(Daniel Kostecki – Conotoxia)
The event of the day will be the decision of the world’s most important central bank, the US Federal Reserve, on interest rates.
In addition to the publication of the federal funds rate itself, the market will be waiting for the conference of Jerome Powell, the chairman of the Fed.
With a 75% probability, which is calculated on the basis of futures contracts, the Fed will decide today to raise interest rates by 0.75 percentage points, to a range of 2.25-2.50%. The market estimates the probability of a 1 percentage point hike at 25%. According to a Bloomberg survey, there is little chance that the Federal Reserve would decide on such a step at any meeting.
Today’s hike could herald the finale of the entire cycle. According to the market and the Fed’s macroeconomic projections, the peak in interest rates could fall in the area of 3.5 percent. This would leave room at the next three meetings this year for increases on a total scale of 1 percentage point.

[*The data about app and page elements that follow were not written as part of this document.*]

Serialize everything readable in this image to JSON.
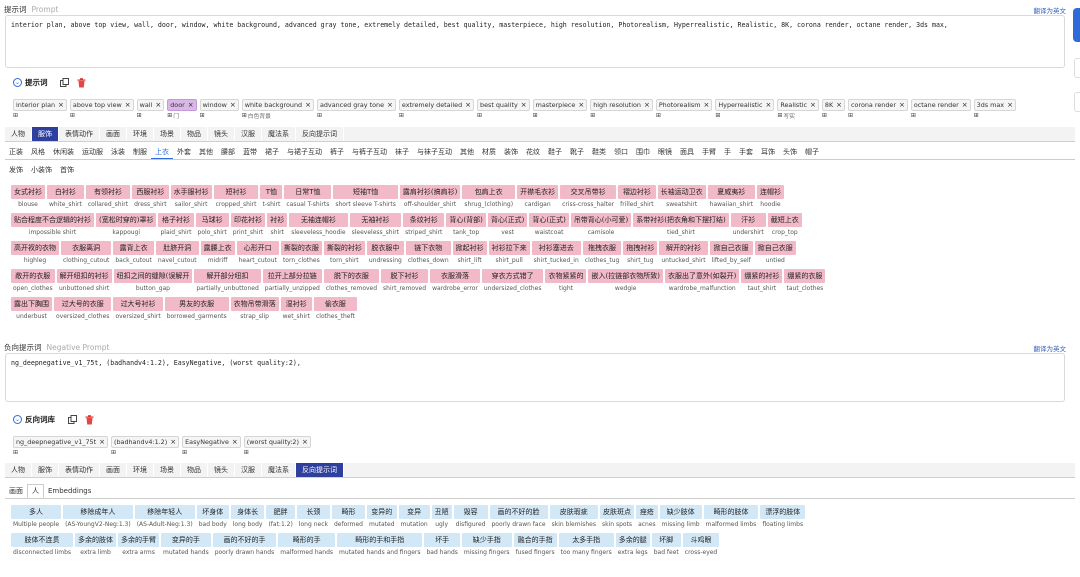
{
  "prompt_section": {
    "label": "提示词",
    "sub_label": "Prompt",
    "translate_link": "翻译为英文",
    "text": "interior plan, above top view, wall, door, window, white background, advanced gray tone, extremely detailed, best quality, masterpiece, high resolution, Photorealism, Hyperrealistic, Realistic, 8K, corona render, octane render, 3ds max,"
  },
  "prompt_lib": {
    "title": "提示词",
    "tokens": [
      {
        "label": "interior plan",
        "cn": ""
      },
      {
        "label": "above top view",
        "cn": ""
      },
      {
        "label": "wall",
        "cn": ""
      },
      {
        "label": "door",
        "cn": "门",
        "selected": true
      },
      {
        "label": "window",
        "cn": ""
      },
      {
        "label": "white background",
        "cn": "白色背景"
      },
      {
        "label": "advanced gray tone",
        "cn": ""
      },
      {
        "label": "extremely detailed",
        "cn": ""
      },
      {
        "label": "best quality",
        "cn": ""
      },
      {
        "label": "masterpiece",
        "cn": ""
      },
      {
        "label": "high resolution",
        "cn": ""
      },
      {
        "label": "Photorealism",
        "cn": ""
      },
      {
        "label": "Hyperrealistic",
        "cn": ""
      },
      {
        "label": "Realistic",
        "cn": "写实"
      },
      {
        "label": "8K",
        "cn": ""
      },
      {
        "label": "corona render",
        "cn": ""
      },
      {
        "label": "octane render",
        "cn": ""
      },
      {
        "label": "3ds max",
        "cn": ""
      }
    ],
    "main_tabs": [
      "人物",
      "服饰",
      "表情动作",
      "画面",
      "环境",
      "场景",
      "物品",
      "镜头",
      "汉服",
      "魔法系",
      "反向提示词"
    ],
    "active_main_tab": 1,
    "sub_tabs_row1": [
      "正装",
      "风格",
      "休闲装",
      "运动服",
      "泳装",
      "制服",
      "上衣",
      "外套",
      "其他",
      "腰部",
      "蓝带",
      "裙子",
      "与裙子互动",
      "裤子",
      "与裤子互动",
      "袜子",
      "与袜子互动",
      "其他",
      "材质",
      "装饰",
      "花纹",
      "鞋子",
      "靴子",
      "鞋类",
      "领口",
      "围巾",
      "眼镜",
      "面具",
      "手臂",
      "手",
      "手套",
      "耳饰",
      "头饰",
      "帽子"
    ],
    "active_sub_tab": 6,
    "sub_tabs_row2": [
      "发饰",
      "小装饰",
      "首饰"
    ],
    "tags": [
      [
        "女式衬衫",
        "blouse"
      ],
      [
        "白衬衫",
        "white_shirt"
      ],
      [
        "有领衬衫",
        "collared_shirt"
      ],
      [
        "西服衬衫",
        "dress_shirt"
      ],
      [
        "水手服衬衫",
        "sailor_shirt"
      ],
      [
        "短衬衫",
        "cropped_shirt"
      ],
      [
        "T恤",
        "t-shirt"
      ],
      [
        "日常T恤",
        "casual T-shirts"
      ],
      [
        "短袖T恤",
        "short sleeve T-shirts"
      ],
      [
        "露肩衬衫(搞肩衫)",
        "off-shoulder_shirt"
      ],
      [
        "包肩上衣",
        "shrug_(clothing)"
      ],
      [
        "开襟毛衣衫",
        "cardigan"
      ],
      [
        "交叉吊带衫",
        "criss-cross_halter"
      ],
      [
        "褶边衬衫",
        "frilled_shirt"
      ],
      [
        "长袖运动卫衣",
        "sweatshirt"
      ],
      [
        "夏威夷衫",
        "hawaiian_shirt"
      ],
      [
        "连帽衫",
        "hoodie"
      ],
      [
        "贴合程度不合逻辑的衬衫",
        "impossible shirt"
      ],
      [
        "(宽松时穿的)罩衫",
        "kappougi"
      ],
      [
        "格子衬衫",
        "plaid_shirt"
      ],
      [
        "马球衫",
        "polo_shirt"
      ],
      [
        "印花衬衫",
        "print_shirt"
      ],
      [
        "衬衫",
        "shirt"
      ],
      [
        "无袖连帽衫",
        "sleeveless_hoodie"
      ],
      [
        "无袖衬衫",
        "sleeveless_shirt"
      ],
      [
        "条纹衬衫",
        "striped_shirt"
      ],
      [
        "背心(背部)",
        "tank_top"
      ],
      [
        "背心(正式)",
        "vest"
      ],
      [
        "背心(正式)",
        "waistcoat"
      ],
      [
        "吊带背心(小可爱)",
        "camisole"
      ],
      [
        "系带衬衫(把衣角和下摆打结)",
        "tied_shirt"
      ],
      [
        "汗衫",
        "undershirt"
      ],
      [
        "截短上衣",
        "crop_top"
      ],
      [
        "高开衩的衣物",
        "highleg"
      ],
      [
        "衣服离洞",
        "clothing_cutout"
      ],
      [
        "露背上衣",
        "back_cutout"
      ],
      [
        "肚脐开洞",
        "navel_cutout"
      ],
      [
        "露腰上衣",
        "midriff"
      ],
      [
        "心形开口",
        "heart_cutout"
      ],
      [
        "撕裂的衣服",
        "torn_clothes"
      ],
      [
        "撕裂的衬衫",
        "torn_shirt"
      ],
      [
        "脱衣服中",
        "undressing"
      ],
      [
        "链下衣物",
        "clothes_down"
      ],
      [
        "掀起衬衫",
        "shirt_lift"
      ],
      [
        "衬衫拉下来",
        "shirt_pull"
      ],
      [
        "衬衫塞进去",
        "shirt_tucked_in"
      ],
      [
        "拖拽衣服",
        "clothes_tug"
      ],
      [
        "拖拽衬衫",
        "shirt_tug"
      ],
      [
        "解开的衬衫",
        "untucked_shirt"
      ],
      [
        "掀自己衣服",
        "lifted_by_self"
      ],
      [
        "掀自己衣服",
        "untied"
      ],
      [
        "敞开的衣服",
        "open_clothes"
      ],
      [
        "解开纽扣的衬衫",
        "unbuttoned shirt"
      ],
      [
        "纽扣之间的缝隙(误解开",
        "button_gap"
      ],
      [
        "解开部分纽扣",
        "partially_unbuttoned"
      ],
      [
        "拉开上部分拉链",
        "partially_unzipped"
      ],
      [
        "脱下的衣服",
        "clothes_removed"
      ],
      [
        "脱下衬衫",
        "shirt_removed"
      ],
      [
        "衣服滑落",
        "wardrobe_error"
      ],
      [
        "穿衣方式错了",
        "undersized_clothes"
      ],
      [
        "衣物紧紧的",
        "tight"
      ],
      [
        "嵌入(拉链部衣物所致)",
        "wedgie"
      ],
      [
        "衣服出了意外(如裂开)",
        "wardrobe_malfunction"
      ],
      [
        "绷紧的衬衫",
        "taut_shirt"
      ],
      [
        "绷紧的衣服",
        "taut_clothes"
      ],
      [
        "露出下胸围",
        "underbust"
      ],
      [
        "过大号的衣服",
        "oversized_clothes"
      ],
      [
        "过大号衬衫",
        "oversized_shirt"
      ],
      [
        "男友的衣服",
        "borrowed_garments"
      ],
      [
        "衣物吊带滑落",
        "strap_slip"
      ],
      [
        "湿衬衫",
        "wet_shirt"
      ],
      [
        "偷衣服",
        "clothes_theft"
      ]
    ],
    "tag_rows": [
      17,
      16,
      18,
      14,
      7
    ]
  },
  "negative_section": {
    "label": "负向提示词",
    "sub_label": "Negative Prompt",
    "translate_link": "翻译为英文",
    "text": "ng_deepnegative_v1_75t, (badhandv4:1.2), EasyNegative, (worst quality:2),"
  },
  "negative_lib": {
    "title": "反向词库",
    "tokens": [
      {
        "label": "ng_deepnegative_v1_75t"
      },
      {
        "label": "(badhandv4:1.2)"
      },
      {
        "label": "EasyNegative"
      },
      {
        "label": "(worst quality:2)"
      }
    ],
    "main_tabs": [
      "人物",
      "服饰",
      "表情动作",
      "画面",
      "环境",
      "场景",
      "物品",
      "镜头",
      "汉服",
      "魔法系",
      "反向提示词"
    ],
    "active_main_tab": 10,
    "sub_tabs": [
      "画面",
      "人",
      "Embeddings"
    ],
    "active_sub_tab": 1,
    "tags": [
      [
        "多人",
        "Multiple people"
      ],
      [
        "移除成年人",
        "(AS-YoungV2-Neg:1.3)"
      ],
      [
        "移除年轻人",
        "(AS-Adult-Neg:1.3)"
      ],
      [
        "坏身体",
        "bad body"
      ],
      [
        "身体长",
        "long body"
      ],
      [
        "肥胖",
        "(fat:1.2)"
      ],
      [
        "长颈",
        "long neck"
      ],
      [
        "畸形",
        "deformed"
      ],
      [
        "变异的",
        "mutated"
      ],
      [
        "变异",
        "mutation"
      ],
      [
        "丑陋",
        "ugly"
      ],
      [
        "毁容",
        "disfigured"
      ],
      [
        "画的不好的脸",
        "poorly drawn face"
      ],
      [
        "皮肤瑕疵",
        "skin blemishes"
      ],
      [
        "皮肤斑点",
        "skin spots"
      ],
      [
        "痤疮",
        "acnes"
      ],
      [
        "缺少肢体",
        "missing limb"
      ],
      [
        "畸形的肢体",
        "malformed limbs"
      ],
      [
        "漂浮的肢体",
        "floating limbs"
      ],
      [
        "肢体不连贯",
        "disconnected limbs"
      ],
      [
        "多余的肢体",
        "extra limb"
      ],
      [
        "多余的手臂",
        "extra arms"
      ],
      [
        "变异的手",
        "mutated hands"
      ],
      [
        "画的不好的手",
        "poorly drawn hands"
      ],
      [
        "畸形的手",
        "malformed hands"
      ],
      [
        "畸形的手和手指",
        "mutated hands and fingers"
      ],
      [
        "坏手",
        "bad hands"
      ],
      [
        "缺少手指",
        "missing fingers"
      ],
      [
        "融合的手指",
        "fused fingers"
      ],
      [
        "太多手指",
        "too many fingers"
      ],
      [
        "多余的腿",
        "extra legs"
      ],
      [
        "坏脚",
        "bad feet"
      ],
      [
        "斗鸡眼",
        "cross-eyed"
      ]
    ],
    "tag_rows": [
      19,
      14
    ]
  },
  "icons": {
    "copy": "copy-icon",
    "delete": "trash-icon",
    "grid": "grid-icon",
    "close": "close-icon",
    "toggle": "chevron-circle-icon"
  },
  "colors": {
    "accent": "#2e3f9e",
    "pink_tag": "#f2b9c9",
    "blue_tag": "#d3e8f7",
    "selected_chip": "#d9b8e8"
  }
}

Moreover, the market is beginning to speculate that interest rate cuts of around 75 basis points could occur in 2023. At present, long-term inflation expectations also seem to point to a return to early 2021 levels – in the region of 2%, and market estimates show that inflation could peak as early as this summer. Then, by December, U.S. inflation could fall to 5% or even lower in 2023, which could force the Fed to move away from tight monetary policy.

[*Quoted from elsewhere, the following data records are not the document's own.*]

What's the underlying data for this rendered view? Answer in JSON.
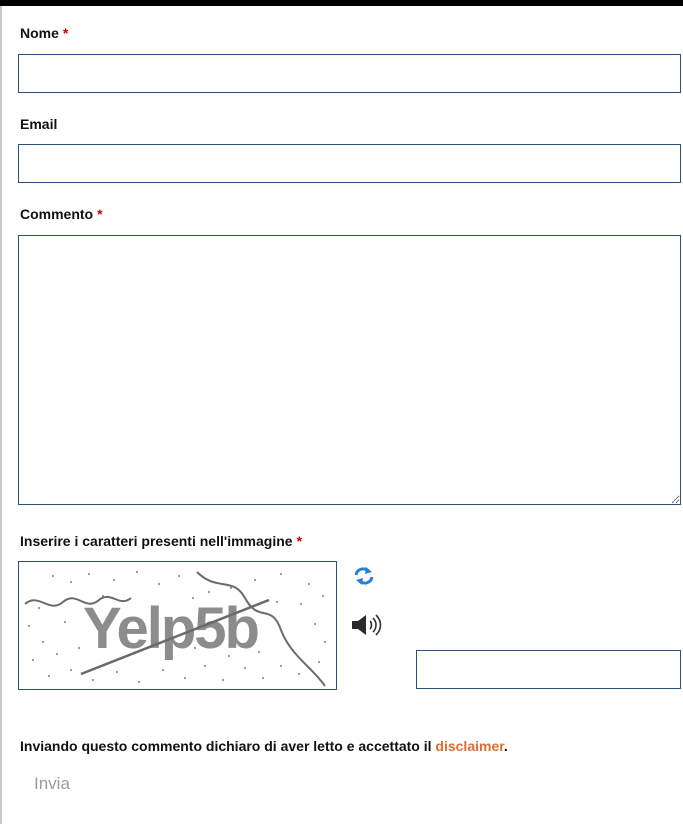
{
  "form": {
    "name": {
      "label": "Nome",
      "required_marker": "*",
      "value": ""
    },
    "email": {
      "label": "Email",
      "value": ""
    },
    "comment": {
      "label": "Commento",
      "required_marker": "*",
      "value": ""
    },
    "captcha": {
      "label": "Inserire i caratteri presenti nell'immagine",
      "required_marker": "*",
      "image_text": "Yelp5b",
      "refresh_icon": "refresh-icon",
      "audio_icon": "speaker-icon",
      "value": ""
    },
    "disclaimer": {
      "prefix": "Inviando questo commento dichiaro di aver letto e accettato il ",
      "link_text": "disclaimer",
      "suffix": "."
    },
    "submit_label": "Invia"
  },
  "colors": {
    "required": "#d20000",
    "link": "#e06d34",
    "field_border": "#2c4f7c",
    "submit_text": "#9a9a9a"
  }
}
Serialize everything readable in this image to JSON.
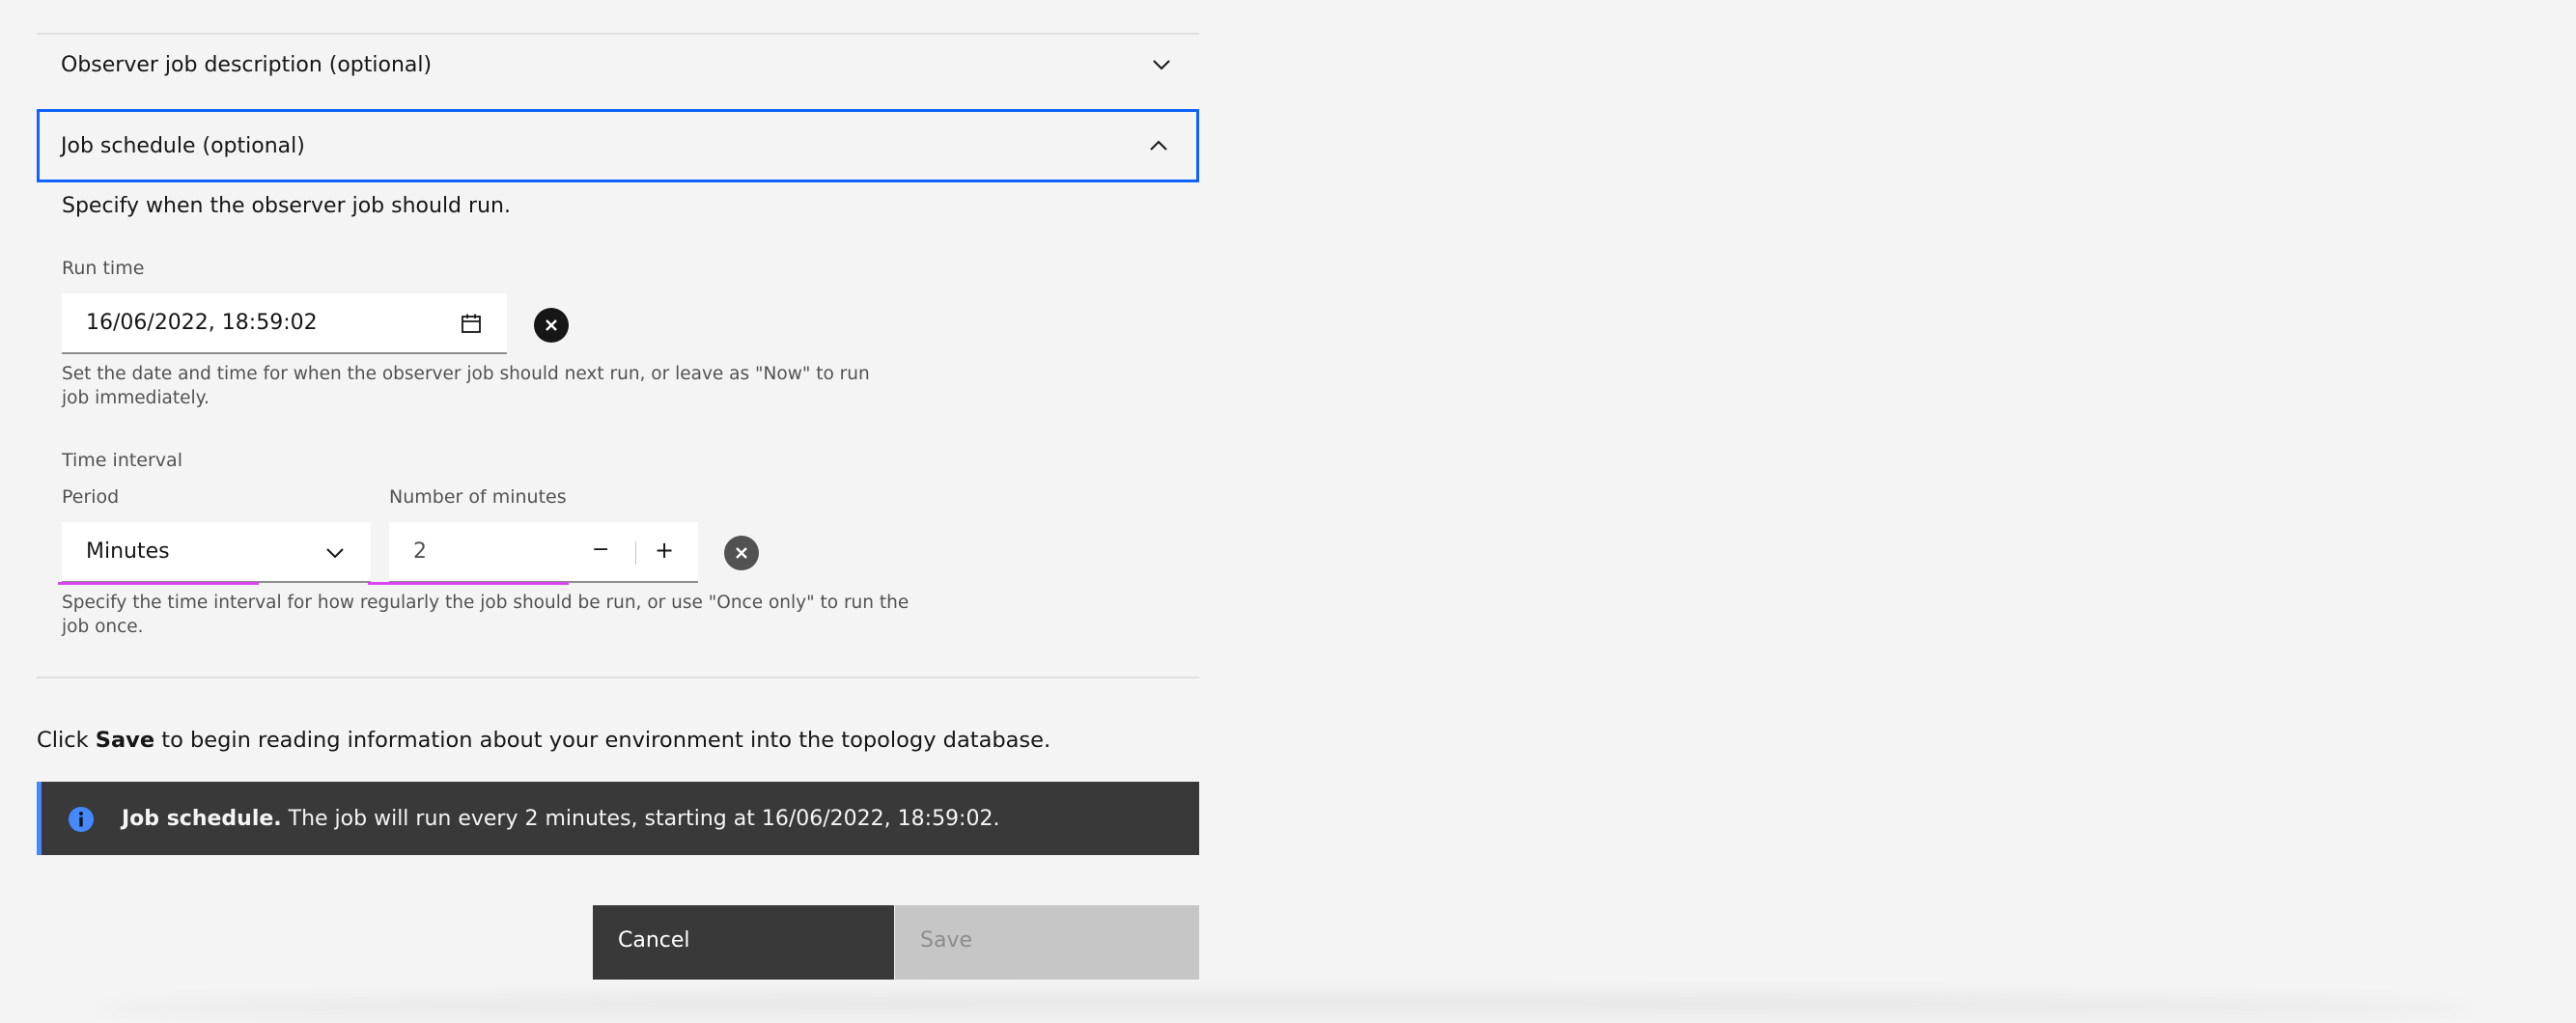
{
  "accordion": {
    "description_title": "Observer job description (optional)",
    "schedule_title": "Job schedule (optional)",
    "schedule_intro": "Specify when the observer job should run."
  },
  "run_time": {
    "label": "Run time",
    "value": "16/06/2022, 18:59:02",
    "helper": "Set the date and time for when the observer job should next run, or leave as \"Now\" to run job immediately."
  },
  "interval": {
    "label": "Time interval",
    "period_label": "Period",
    "period_value": "Minutes",
    "minutes_label": "Number of minutes",
    "minutes_value": "2",
    "decrement": "−",
    "increment": "+",
    "helper": "Specify the time interval for how regularly the job should be run, or use \"Once only\" to run the job once."
  },
  "instructions": {
    "prefix": "Click ",
    "bold": "Save",
    "suffix": " to begin reading information about your environment into the topology database."
  },
  "notification": {
    "title": "Job schedule.",
    "message": " The job will run every 2 minutes, starting at 16/06/2022, 18:59:02.",
    "icon": "info-icon",
    "accent": "#4589ff"
  },
  "buttons": {
    "cancel": "Cancel",
    "save": "Save"
  },
  "colors": {
    "focus": "#0f62fe",
    "highlight": "#d946ef"
  }
}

Under such assumptions, there could be interesting U-turns in bond, stock, currency and cryptocurrency markets. If the market is to discount the future one to two quarters in advance, the upcoming eighth month of this year could be crucial. The talk is that around August, the market could start to play under US rate cuts, which could translate into the US dollar exchange rate, stocks could catch their breath, and bond prices could start to rise. Autumn could then be kinder to the cryptocurrency market. However, it can be assumed that the Fed will not give in to its hawkish rhetoric anytime soon and will hold off on announcing the end of the interest rate hike cycle in order to continue to curb consumer demand, which contributes to inflation.